Fossils can tell a lot about a creature that lived long ago. They can tell us its size, what it ate, where it lived, how it hunted. Yet they cannot tell us the color of the creature. Or can they?
Today, a collaboration of scientists from the United States, the United Kingdom, Germany, Ethiopia, and Denmark have published a paper in Proceedings of the National Academy of Sciences (PNAS) that purports to accurately describe the original colors of mammals that lived 50 million years ago.
The researches used a new technique that combined previously used morphological, experimental, and chemical techniques in order to discover the colors of two bats that lived during the Eocene Epoch, approximately 56-33 million years ago.
Palaeochiropteryx and Hassianycteris are two of the earliest known bat species to exist. Both are now extinct. The team has now learned that while alive, these creatures were a reddish-brown.
The color was determined by examining microscopic spherical and oblong-shaped structures in the fossils that contain melanin. These structures have distinct shapes in both extinct and modern animals. The scientists believe the color of the creature can be inferred by these structures.
“This is a great leap forward in our understanding of how fossils are preserved.
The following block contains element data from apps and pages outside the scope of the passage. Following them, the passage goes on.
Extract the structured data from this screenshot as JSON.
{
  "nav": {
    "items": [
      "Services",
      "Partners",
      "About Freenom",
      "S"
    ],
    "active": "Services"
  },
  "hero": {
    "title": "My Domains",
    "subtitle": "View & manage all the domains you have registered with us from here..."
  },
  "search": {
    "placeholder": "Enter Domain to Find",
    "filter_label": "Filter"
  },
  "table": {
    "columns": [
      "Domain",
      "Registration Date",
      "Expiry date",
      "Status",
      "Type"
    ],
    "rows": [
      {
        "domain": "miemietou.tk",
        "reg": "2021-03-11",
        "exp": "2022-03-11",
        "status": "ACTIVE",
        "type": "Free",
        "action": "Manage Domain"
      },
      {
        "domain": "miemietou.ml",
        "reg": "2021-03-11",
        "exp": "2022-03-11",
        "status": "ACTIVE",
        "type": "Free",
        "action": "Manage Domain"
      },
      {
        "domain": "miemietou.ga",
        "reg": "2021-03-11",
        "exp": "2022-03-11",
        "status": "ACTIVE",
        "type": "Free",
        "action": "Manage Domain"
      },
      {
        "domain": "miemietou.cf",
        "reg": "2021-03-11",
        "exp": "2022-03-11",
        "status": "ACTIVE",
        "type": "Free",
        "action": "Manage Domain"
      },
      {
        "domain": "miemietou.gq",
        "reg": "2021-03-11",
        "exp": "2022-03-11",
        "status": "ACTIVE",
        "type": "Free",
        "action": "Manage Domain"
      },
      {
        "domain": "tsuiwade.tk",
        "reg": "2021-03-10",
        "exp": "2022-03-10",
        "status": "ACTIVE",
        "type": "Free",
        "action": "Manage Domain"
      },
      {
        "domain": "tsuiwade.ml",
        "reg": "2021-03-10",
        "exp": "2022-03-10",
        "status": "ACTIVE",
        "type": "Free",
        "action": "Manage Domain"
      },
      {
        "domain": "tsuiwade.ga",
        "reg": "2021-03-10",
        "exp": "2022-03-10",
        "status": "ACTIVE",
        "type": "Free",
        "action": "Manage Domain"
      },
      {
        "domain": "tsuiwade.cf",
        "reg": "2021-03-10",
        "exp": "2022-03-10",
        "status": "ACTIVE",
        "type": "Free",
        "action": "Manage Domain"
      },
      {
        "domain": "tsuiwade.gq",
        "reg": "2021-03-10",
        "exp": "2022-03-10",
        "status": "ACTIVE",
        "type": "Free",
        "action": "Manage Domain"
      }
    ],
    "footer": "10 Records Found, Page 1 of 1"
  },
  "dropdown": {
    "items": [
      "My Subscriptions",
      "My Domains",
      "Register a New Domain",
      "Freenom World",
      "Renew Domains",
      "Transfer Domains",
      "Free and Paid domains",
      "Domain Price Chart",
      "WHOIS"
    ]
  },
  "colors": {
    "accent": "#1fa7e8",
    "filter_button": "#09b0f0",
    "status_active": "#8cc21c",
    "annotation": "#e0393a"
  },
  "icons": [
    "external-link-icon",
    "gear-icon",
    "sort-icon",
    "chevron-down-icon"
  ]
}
We now know how melanin is preserved and we have the methods to confidently detect it,” said Dr. Jakob Vinther of Bristol University.
Fossils dating as far back as the Carboniferous period (300 million years ago) could potentially contain melanin. There are two distinct types of melanin: one is reddish brown (phaeomelanin) and the other is black (eumelanin).
“Very importantly, we see that the different melanins are found in organelles of different shapes: reddish melanosomes are shaped like little meatballs, while black melanosomes are shaped like sausages. We can see that this trend is also present in the fossils,” said Dr Vinther. “This means that the correlation of melanin color to shape is an ancient invention, which we can use to easily determine color from fossils by simply looking at the melanosome shape.”
“How color is imparted and how we characterize it in fossils are important, because they inform us about a very specific aspect of the history of life on our planet,” said Roger Summons of the Massachusetts Institute of Technology. “For complex animal life, color is a factor in how individuals recognize and respond to others, determine friend or foe, and find mates. This research provides another thread to understand how ancient life evolved. Color recognition was an important part of that process, and it goes far back in the history of animals.”